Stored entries
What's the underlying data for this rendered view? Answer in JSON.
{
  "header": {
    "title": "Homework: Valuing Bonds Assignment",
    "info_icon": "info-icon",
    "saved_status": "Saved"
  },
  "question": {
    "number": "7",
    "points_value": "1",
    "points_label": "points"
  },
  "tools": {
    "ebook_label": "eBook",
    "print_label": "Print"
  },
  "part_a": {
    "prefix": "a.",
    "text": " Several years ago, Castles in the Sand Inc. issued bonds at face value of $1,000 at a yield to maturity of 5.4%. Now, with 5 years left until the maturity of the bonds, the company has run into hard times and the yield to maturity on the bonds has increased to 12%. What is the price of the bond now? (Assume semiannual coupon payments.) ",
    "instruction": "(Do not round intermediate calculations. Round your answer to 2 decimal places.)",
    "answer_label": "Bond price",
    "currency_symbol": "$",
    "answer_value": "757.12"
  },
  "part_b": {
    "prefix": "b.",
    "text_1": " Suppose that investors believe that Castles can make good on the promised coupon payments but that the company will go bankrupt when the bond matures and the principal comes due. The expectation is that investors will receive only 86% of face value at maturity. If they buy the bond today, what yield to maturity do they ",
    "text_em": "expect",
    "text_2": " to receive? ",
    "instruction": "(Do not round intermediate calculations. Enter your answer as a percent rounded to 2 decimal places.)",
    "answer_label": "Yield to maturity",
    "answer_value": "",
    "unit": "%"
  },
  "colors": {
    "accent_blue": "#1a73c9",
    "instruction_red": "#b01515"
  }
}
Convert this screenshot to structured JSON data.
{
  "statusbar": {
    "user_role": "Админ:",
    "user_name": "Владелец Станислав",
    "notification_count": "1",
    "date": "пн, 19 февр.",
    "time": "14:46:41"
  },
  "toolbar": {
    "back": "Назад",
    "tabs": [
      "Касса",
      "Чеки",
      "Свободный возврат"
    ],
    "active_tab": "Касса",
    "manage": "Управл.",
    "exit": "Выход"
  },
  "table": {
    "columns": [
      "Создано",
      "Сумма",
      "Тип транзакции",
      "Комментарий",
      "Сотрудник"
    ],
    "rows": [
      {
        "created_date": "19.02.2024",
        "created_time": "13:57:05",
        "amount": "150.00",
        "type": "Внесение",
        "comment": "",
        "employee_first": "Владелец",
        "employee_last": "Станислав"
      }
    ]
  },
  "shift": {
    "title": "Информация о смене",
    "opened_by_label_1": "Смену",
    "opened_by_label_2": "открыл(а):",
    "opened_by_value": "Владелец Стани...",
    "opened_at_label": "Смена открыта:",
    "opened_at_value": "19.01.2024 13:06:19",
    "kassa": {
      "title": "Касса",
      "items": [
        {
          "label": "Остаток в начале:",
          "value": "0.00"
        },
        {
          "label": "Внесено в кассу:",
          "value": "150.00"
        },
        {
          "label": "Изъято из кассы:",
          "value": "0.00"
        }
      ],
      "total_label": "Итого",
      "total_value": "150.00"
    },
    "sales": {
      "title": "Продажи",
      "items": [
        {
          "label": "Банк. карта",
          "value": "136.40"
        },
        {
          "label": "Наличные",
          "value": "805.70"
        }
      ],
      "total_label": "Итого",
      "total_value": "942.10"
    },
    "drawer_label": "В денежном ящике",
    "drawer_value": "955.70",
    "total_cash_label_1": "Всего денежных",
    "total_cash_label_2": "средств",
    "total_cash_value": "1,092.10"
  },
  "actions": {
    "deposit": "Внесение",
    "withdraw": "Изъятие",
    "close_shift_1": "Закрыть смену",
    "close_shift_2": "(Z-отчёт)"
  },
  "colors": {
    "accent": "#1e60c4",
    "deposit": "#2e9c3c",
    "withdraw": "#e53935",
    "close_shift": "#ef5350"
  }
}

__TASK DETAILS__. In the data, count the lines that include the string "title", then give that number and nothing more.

__SOLUTION FOR THIS PROBLEM__. 4